▶ **Exercise brief**:
Repeat each entry below exactly as it stands.

[Entries taken from a collection]
☆ ☆ ☆ ☆
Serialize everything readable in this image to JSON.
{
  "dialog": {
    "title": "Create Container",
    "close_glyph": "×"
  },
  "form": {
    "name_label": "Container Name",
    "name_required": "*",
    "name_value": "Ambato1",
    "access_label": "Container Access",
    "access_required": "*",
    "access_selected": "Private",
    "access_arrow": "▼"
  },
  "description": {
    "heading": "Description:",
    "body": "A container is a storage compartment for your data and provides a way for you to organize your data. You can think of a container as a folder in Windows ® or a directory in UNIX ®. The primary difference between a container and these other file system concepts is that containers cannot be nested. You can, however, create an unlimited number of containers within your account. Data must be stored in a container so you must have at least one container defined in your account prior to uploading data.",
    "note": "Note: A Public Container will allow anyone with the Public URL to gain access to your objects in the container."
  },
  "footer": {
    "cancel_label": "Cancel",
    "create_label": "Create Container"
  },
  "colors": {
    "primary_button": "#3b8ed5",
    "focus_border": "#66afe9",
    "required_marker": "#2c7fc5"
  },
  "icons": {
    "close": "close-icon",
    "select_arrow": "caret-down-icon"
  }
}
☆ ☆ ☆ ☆
▶ **Exercise output**:
Serialize everything readable in this image to JSON.
{
  "dialog": {
    "title": "Create Container",
    "close_glyph": "×"
  },
  "form": {
    "name_label": "Container Name",
    "name_required": "*",
    "name_value": "Ambato1",
    "access_label": "Container Access",
    "access_required": "*",
    "access_selected": "Private",
    "access_arrow": "▼"
  },
  "description": {
    "heading": "Description:",
    "body": "A container is a storage compartment for your data and provides a way for you to organize your data. You can think of a container as a folder in Windows ® or a directory in UNIX ®. The primary difference between a container and these other file system concepts is that containers cannot be nested. You can, however, create an unlimited number of containers within your account. Data must be stored in a container so you must have at least one container defined in your account prior to uploading data.",
    "note": "Note: A Public Container will allow anyone with the Public URL to gain access to your objects in the container."
  },
  "footer": {
    "cancel_label": "Cancel",
    "create_label": "Create Container"
  },
  "colors": {
    "primary_button": "#3b8ed5",
    "focus_border": "#66afe9",
    "required_marker": "#2c7fc5"
  },
  "icons": {
    "close": "close-icon",
    "select_arrow": "caret-down-icon"
  }
}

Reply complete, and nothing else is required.